Directions for this task: A single number is the answer: the count of lines in the listing below that contain "JSON".

[Start of Attachment]

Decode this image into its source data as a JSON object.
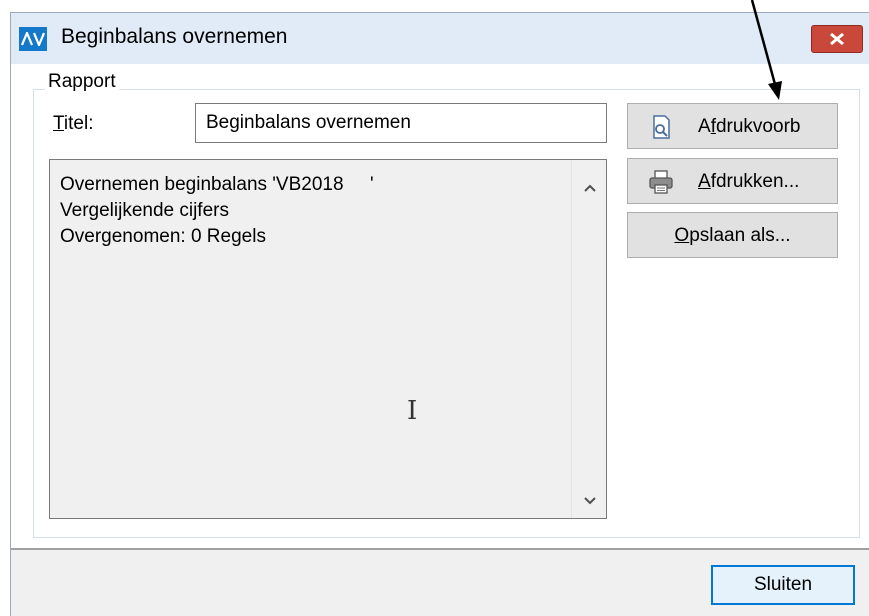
{
  "window": {
    "title": "Beginbalans overnemen",
    "app_icon_text": "AV",
    "close_glyph": "✕"
  },
  "group": {
    "label": "Rapport"
  },
  "title_field": {
    "label_accel": "T",
    "label_rest": "itel:",
    "value": "Beginbalans overnemen"
  },
  "report": {
    "lines": [
      "Overnemen beginbalans 'VB2018     '",
      "",
      "Vergelijkende cijfers",
      "Overgenomen: 0 Regels"
    ],
    "cursor_glyph": "I"
  },
  "buttons": {
    "print_preview": {
      "accel": "",
      "text_before": "A",
      "text_accel": "f",
      "text_after": "drukvoorb",
      "icon": "print-preview-icon"
    },
    "print": {
      "text_before": "",
      "text_accel": "A",
      "text_after": "fdrukken...",
      "icon": "printer-icon"
    },
    "save_as": {
      "text_before": "",
      "text_accel": "O",
      "text_after": "psl​aan als..."
    },
    "close": "Sluiten"
  },
  "colors": {
    "titlebar": "#e1ebf7",
    "app_icon": "#1479c8",
    "close_button": "#c9483a",
    "default_button_border": "#0078d7",
    "report_background": "#f0f0f0"
  }
}
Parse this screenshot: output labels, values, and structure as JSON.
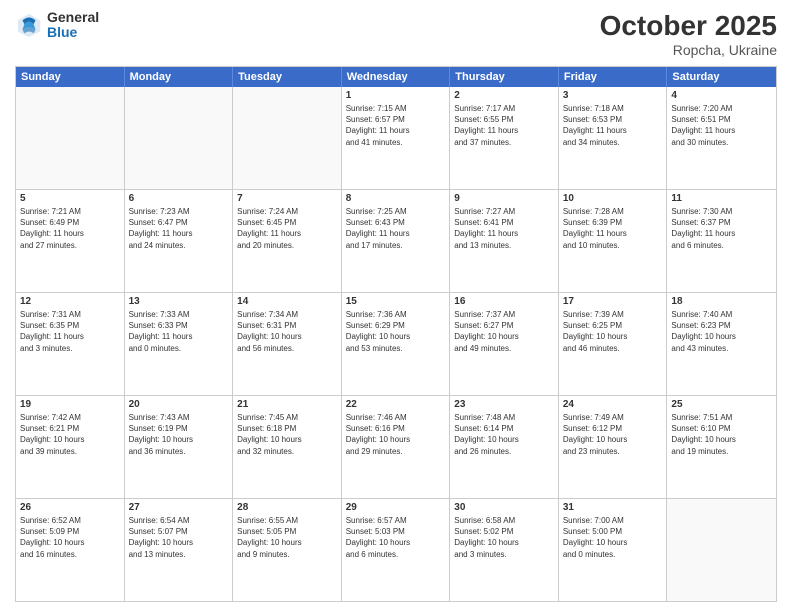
{
  "header": {
    "logo_general": "General",
    "logo_blue": "Blue",
    "month_title": "October 2025",
    "location": "Ropcha, Ukraine"
  },
  "days_of_week": [
    "Sunday",
    "Monday",
    "Tuesday",
    "Wednesday",
    "Thursday",
    "Friday",
    "Saturday"
  ],
  "weeks": [
    [
      {
        "day": "",
        "empty": true
      },
      {
        "day": "",
        "empty": true
      },
      {
        "day": "",
        "empty": true
      },
      {
        "day": "1",
        "lines": [
          "Sunrise: 7:15 AM",
          "Sunset: 6:57 PM",
          "Daylight: 11 hours",
          "and 41 minutes."
        ]
      },
      {
        "day": "2",
        "lines": [
          "Sunrise: 7:17 AM",
          "Sunset: 6:55 PM",
          "Daylight: 11 hours",
          "and 37 minutes."
        ]
      },
      {
        "day": "3",
        "lines": [
          "Sunrise: 7:18 AM",
          "Sunset: 6:53 PM",
          "Daylight: 11 hours",
          "and 34 minutes."
        ]
      },
      {
        "day": "4",
        "lines": [
          "Sunrise: 7:20 AM",
          "Sunset: 6:51 PM",
          "Daylight: 11 hours",
          "and 30 minutes."
        ]
      }
    ],
    [
      {
        "day": "5",
        "lines": [
          "Sunrise: 7:21 AM",
          "Sunset: 6:49 PM",
          "Daylight: 11 hours",
          "and 27 minutes."
        ]
      },
      {
        "day": "6",
        "lines": [
          "Sunrise: 7:23 AM",
          "Sunset: 6:47 PM",
          "Daylight: 11 hours",
          "and 24 minutes."
        ]
      },
      {
        "day": "7",
        "lines": [
          "Sunrise: 7:24 AM",
          "Sunset: 6:45 PM",
          "Daylight: 11 hours",
          "and 20 minutes."
        ]
      },
      {
        "day": "8",
        "lines": [
          "Sunrise: 7:25 AM",
          "Sunset: 6:43 PM",
          "Daylight: 11 hours",
          "and 17 minutes."
        ]
      },
      {
        "day": "9",
        "lines": [
          "Sunrise: 7:27 AM",
          "Sunset: 6:41 PM",
          "Daylight: 11 hours",
          "and 13 minutes."
        ]
      },
      {
        "day": "10",
        "lines": [
          "Sunrise: 7:28 AM",
          "Sunset: 6:39 PM",
          "Daylight: 11 hours",
          "and 10 minutes."
        ]
      },
      {
        "day": "11",
        "lines": [
          "Sunrise: 7:30 AM",
          "Sunset: 6:37 PM",
          "Daylight: 11 hours",
          "and 6 minutes."
        ]
      }
    ],
    [
      {
        "day": "12",
        "lines": [
          "Sunrise: 7:31 AM",
          "Sunset: 6:35 PM",
          "Daylight: 11 hours",
          "and 3 minutes."
        ]
      },
      {
        "day": "13",
        "lines": [
          "Sunrise: 7:33 AM",
          "Sunset: 6:33 PM",
          "Daylight: 11 hours",
          "and 0 minutes."
        ]
      },
      {
        "day": "14",
        "lines": [
          "Sunrise: 7:34 AM",
          "Sunset: 6:31 PM",
          "Daylight: 10 hours",
          "and 56 minutes."
        ]
      },
      {
        "day": "15",
        "lines": [
          "Sunrise: 7:36 AM",
          "Sunset: 6:29 PM",
          "Daylight: 10 hours",
          "and 53 minutes."
        ]
      },
      {
        "day": "16",
        "lines": [
          "Sunrise: 7:37 AM",
          "Sunset: 6:27 PM",
          "Daylight: 10 hours",
          "and 49 minutes."
        ]
      },
      {
        "day": "17",
        "lines": [
          "Sunrise: 7:39 AM",
          "Sunset: 6:25 PM",
          "Daylight: 10 hours",
          "and 46 minutes."
        ]
      },
      {
        "day": "18",
        "lines": [
          "Sunrise: 7:40 AM",
          "Sunset: 6:23 PM",
          "Daylight: 10 hours",
          "and 43 minutes."
        ]
      }
    ],
    [
      {
        "day": "19",
        "lines": [
          "Sunrise: 7:42 AM",
          "Sunset: 6:21 PM",
          "Daylight: 10 hours",
          "and 39 minutes."
        ]
      },
      {
        "day": "20",
        "lines": [
          "Sunrise: 7:43 AM",
          "Sunset: 6:19 PM",
          "Daylight: 10 hours",
          "and 36 minutes."
        ]
      },
      {
        "day": "21",
        "lines": [
          "Sunrise: 7:45 AM",
          "Sunset: 6:18 PM",
          "Daylight: 10 hours",
          "and 32 minutes."
        ]
      },
      {
        "day": "22",
        "lines": [
          "Sunrise: 7:46 AM",
          "Sunset: 6:16 PM",
          "Daylight: 10 hours",
          "and 29 minutes."
        ]
      },
      {
        "day": "23",
        "lines": [
          "Sunrise: 7:48 AM",
          "Sunset: 6:14 PM",
          "Daylight: 10 hours",
          "and 26 minutes."
        ]
      },
      {
        "day": "24",
        "lines": [
          "Sunrise: 7:49 AM",
          "Sunset: 6:12 PM",
          "Daylight: 10 hours",
          "and 23 minutes."
        ]
      },
      {
        "day": "25",
        "lines": [
          "Sunrise: 7:51 AM",
          "Sunset: 6:10 PM",
          "Daylight: 10 hours",
          "and 19 minutes."
        ]
      }
    ],
    [
      {
        "day": "26",
        "lines": [
          "Sunrise: 6:52 AM",
          "Sunset: 5:09 PM",
          "Daylight: 10 hours",
          "and 16 minutes."
        ]
      },
      {
        "day": "27",
        "lines": [
          "Sunrise: 6:54 AM",
          "Sunset: 5:07 PM",
          "Daylight: 10 hours",
          "and 13 minutes."
        ]
      },
      {
        "day": "28",
        "lines": [
          "Sunrise: 6:55 AM",
          "Sunset: 5:05 PM",
          "Daylight: 10 hours",
          "and 9 minutes."
        ]
      },
      {
        "day": "29",
        "lines": [
          "Sunrise: 6:57 AM",
          "Sunset: 5:03 PM",
          "Daylight: 10 hours",
          "and 6 minutes."
        ]
      },
      {
        "day": "30",
        "lines": [
          "Sunrise: 6:58 AM",
          "Sunset: 5:02 PM",
          "Daylight: 10 hours",
          "and 3 minutes."
        ]
      },
      {
        "day": "31",
        "lines": [
          "Sunrise: 7:00 AM",
          "Sunset: 5:00 PM",
          "Daylight: 10 hours",
          "and 0 minutes."
        ]
      },
      {
        "day": "",
        "empty": true
      }
    ]
  ]
}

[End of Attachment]

Exercise output: 2